What to do
Set the pictures aside and return each record below precisely as written.

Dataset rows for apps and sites
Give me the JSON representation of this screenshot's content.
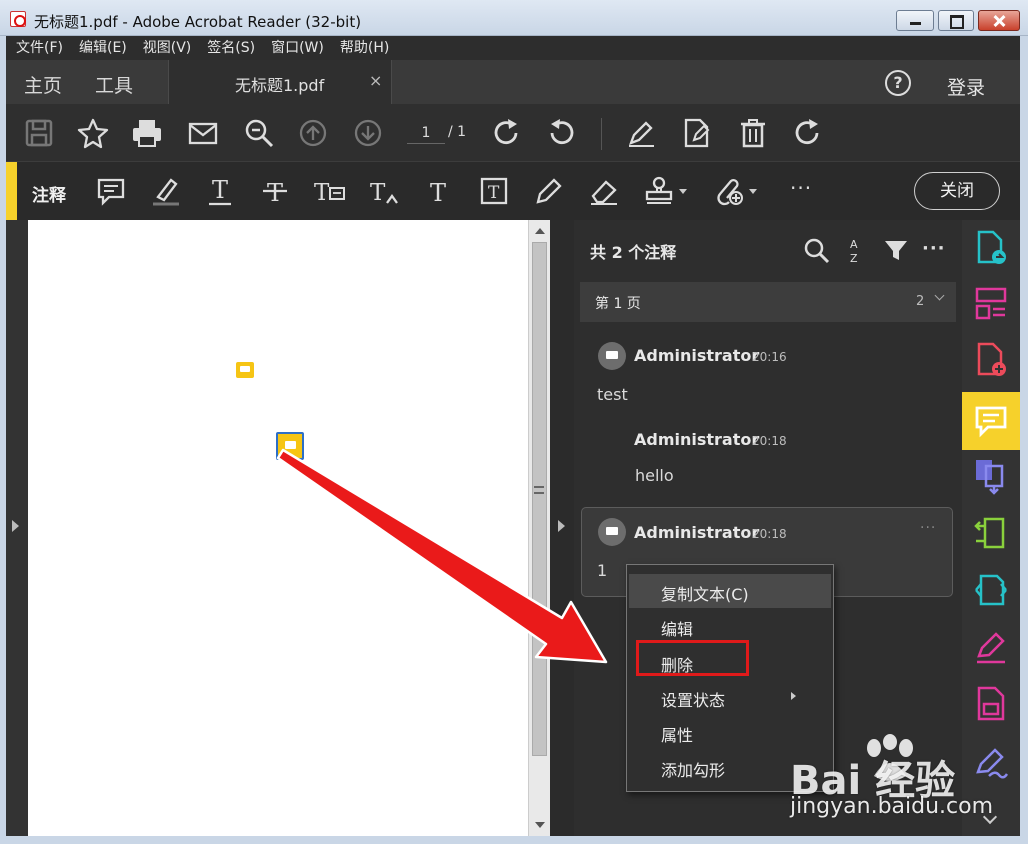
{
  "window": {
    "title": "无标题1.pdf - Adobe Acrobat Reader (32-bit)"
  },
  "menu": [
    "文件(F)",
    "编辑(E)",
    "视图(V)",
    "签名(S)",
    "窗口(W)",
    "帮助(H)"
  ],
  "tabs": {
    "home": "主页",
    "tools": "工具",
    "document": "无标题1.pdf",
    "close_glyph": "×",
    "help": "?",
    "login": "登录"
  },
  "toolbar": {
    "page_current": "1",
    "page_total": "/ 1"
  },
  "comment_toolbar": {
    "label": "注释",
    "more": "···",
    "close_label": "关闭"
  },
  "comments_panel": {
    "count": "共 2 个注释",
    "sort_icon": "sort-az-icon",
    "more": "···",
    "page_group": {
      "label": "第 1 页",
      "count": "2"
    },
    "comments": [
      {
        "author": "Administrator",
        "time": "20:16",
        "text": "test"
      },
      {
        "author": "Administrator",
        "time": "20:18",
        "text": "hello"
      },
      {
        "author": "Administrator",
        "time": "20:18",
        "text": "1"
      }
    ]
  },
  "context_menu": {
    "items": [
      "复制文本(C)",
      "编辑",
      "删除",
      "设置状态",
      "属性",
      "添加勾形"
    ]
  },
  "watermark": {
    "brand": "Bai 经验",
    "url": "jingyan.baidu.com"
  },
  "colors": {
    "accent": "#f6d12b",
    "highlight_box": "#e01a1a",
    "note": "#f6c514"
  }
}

Your response
Give me the JSON representation of this screenshot's content.
{
  "window": {
    "title": "无标题1.pdf - Adobe Acrobat Reader (32-bit)"
  },
  "menu": [
    "文件(F)",
    "编辑(E)",
    "视图(V)",
    "签名(S)",
    "窗口(W)",
    "帮助(H)"
  ],
  "tabs": {
    "home": "主页",
    "tools": "工具",
    "document": "无标题1.pdf",
    "close_glyph": "×",
    "help": "?",
    "login": "登录"
  },
  "toolbar": {
    "page_current": "1",
    "page_total": "/ 1"
  },
  "comment_toolbar": {
    "label": "注释",
    "more": "···",
    "close_label": "关闭"
  },
  "comments_panel": {
    "count": "共 2 个注释",
    "sort_icon": "sort-az-icon",
    "more": "···",
    "page_group": {
      "label": "第 1 页",
      "count": "2"
    },
    "comments": [
      {
        "author": "Administrator",
        "time": "20:16",
        "text": "test"
      },
      {
        "author": "Administrator",
        "time": "20:18",
        "text": "hello"
      },
      {
        "author": "Administrator",
        "time": "20:18",
        "text": "1"
      }
    ]
  },
  "context_menu": {
    "items": [
      "复制文本(C)",
      "编辑",
      "删除",
      "设置状态",
      "属性",
      "添加勾形"
    ]
  },
  "watermark": {
    "brand": "Bai 经验",
    "url": "jingyan.baidu.com"
  },
  "colors": {
    "accent": "#f6d12b",
    "highlight_box": "#e01a1a",
    "note": "#f6c514"
  }
}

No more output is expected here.